The Otto engine is a type of reciprocating heat engine that works through the Otto cycle. It is an alternative engine capable of converting the chemical energy of the fuel into mechanical energy by means of a thermodynamic reaction.
Due to the characteristics of this type of heat engine, it can receive various names.
- Gasoline engine. Due to the fuel used.
- Otto engine. Because it works through the Otto cycle.
- Spark ignition engine. Due to the way the fuel ignites. Ignition is initiated through a gust generated by a spark plug.
What Are Otto Engines Used For?
Most motorsport engines belong to the Otto engine category ( gasoline engine or positive ignition engine). Although in recent years the diesel engine has also become very popular. A large part of the engines for industrial traction, all the engines for motorcycles and aircraft and a good part of the engines for marine and agricultural applications use the Otto cycle.
The Otto engine can run in 4-stroke or 2-stroke cycles. However, the 2-stroke Otto cycle is little used because of the loss of mixture that occurs through the exhaust and the consequent high fuel consumption.
Therefore, the vast majority of Otto engines operate according to the 4-stroke operating cycle. The 2-stroke spark ignition engine is adopted only in particular cases, such as outboards and small motorcycle engines.
What Is the Fuel That an Otto Engine Uses?
The fuel for an Otto engine is gasoline. Gasoline is made up of light hydrocarbons with a high calorific value, which evaporate easily. Gasoline is obtained from petroleum, a fossil fuel that is extracted from the ground.
The Otto engine can also use gaseous fuels or liquefied gas as well, but its use is less practical and therefore much less widespread.
Gasoline is obtained from crude oil in a refinery. In general, it is obtained from direct distillation naphtha, which is the lightest liquid fraction of petroleum (except for gases). Naphtha is also obtained from the conversion of heavy fractions of oil (vacuum gas oil) in process units called FCC (fluidized catalytic cracking) or hydrocracking.
A series of specifications required for the engine to function well and others of an environmental nature must be met, both regulated by law in most countries. The most characteristic specification is the octane number, which indicates its tendency to detonate.
There are different types of commercial gasoline, classified according to their octane number.
Otto Motor Power
Otto engines can be fueled by carburetion or injection. In Otto injection-fed engines, gasoline is mixed with air by injecting it into the intake duct at the valve intake, or directly into the combustion chamber.

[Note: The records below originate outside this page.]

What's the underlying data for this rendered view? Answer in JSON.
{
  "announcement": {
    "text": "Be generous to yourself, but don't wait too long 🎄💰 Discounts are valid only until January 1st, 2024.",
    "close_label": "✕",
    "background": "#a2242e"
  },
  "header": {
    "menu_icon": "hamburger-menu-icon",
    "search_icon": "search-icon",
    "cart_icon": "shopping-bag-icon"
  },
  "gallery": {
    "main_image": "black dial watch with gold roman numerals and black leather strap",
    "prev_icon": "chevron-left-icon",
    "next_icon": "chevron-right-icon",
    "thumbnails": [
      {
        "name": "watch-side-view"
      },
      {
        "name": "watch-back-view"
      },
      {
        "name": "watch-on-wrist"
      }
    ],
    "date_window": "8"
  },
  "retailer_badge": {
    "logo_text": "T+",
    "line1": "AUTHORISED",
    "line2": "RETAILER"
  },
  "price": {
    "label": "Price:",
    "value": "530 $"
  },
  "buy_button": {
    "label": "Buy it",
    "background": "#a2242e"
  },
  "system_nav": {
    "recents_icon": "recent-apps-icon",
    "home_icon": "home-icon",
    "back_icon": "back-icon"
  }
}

Among the two methods of laminating fuel, the most widely used is fueled by carburization.
The injection feed of the Otto engine, in the case of multi-cylinder engines, has the following advantages:
- It distributes the fuel evenly in the various cylinders.
- Not sensitive to acceleration
- It is not subject to ice formations.
On the contrary, this type of fuel supply of the gasoline engine has the following disadvantages that it is more complicated and expensive, especially with regard to regulation.
What Is the Cycle of a Gasoline Engine?
The gasoline engine is governed by the so-called Otto cycle or Beau de Rochas cycle.
The Otto cycle is the ideal thermodynamic cycle that is applied in provoked ignition internal combustion engines (gasoline engines). It is characterized by the fact that, in a first theoretical approximation, all the heat is supplied at a constant volume.
Otto Cycle Efficiency
The efficiency or thermal performance of an engine of this type depends on the compression ratio, the ratio between the maximum and minimum volumes of the combustion chamber. This ratio is usually 8 to 1 to 10 to 1 in most modern Otto engines. Higher ratios such as 12 to 1 can be used, thus increasing engine efficiency, but this design requires the use of high octane fuels to avoid detonation.
A low compression ratio does not require a high octane fuel to avoid this phenomenon, in the same way, a high compression requires a high octane fuel, to avoid the effects of detonation, that is, auto-ignition occurs. before producing the spark at the spark plug. The average performance of a good Otto 4-stroke engine is 25 to 30%, lower than the performance achieved with a diesel engine. Diesel engines reach efficiencies of 30 to 45%, precisely due to their higher compression ratio.
Otto Engine History
The spark ignition engine was invented, practically in parallel, by two different inventors: Alphonse Beau de Rochas and Nikolaus August Otto.
The first inventor of the Otto engine, around 1862, was the Frenchman Alphonse Beau de Rochas. The second, around 1875, was the German doctor Nikolaus August Otto. Since neither of them knew of the other's patent until engines were made in both countries, there was a lawsuit. Eventually, De Rochas won a certain sum of money, but Otto kept the fame and the name.
The thermodynamic principle of the four-stroke engine is still called the Otto cycle.
Otto built his engine in 1866 together with his compatriot Eugen Langen. It was a gas engine that soon after gave rise to the four-stroke internal combustion engine. Otto developed this machine in four- and two-stroke versions. Later, this machine would bear his name: Otto cyclic engine.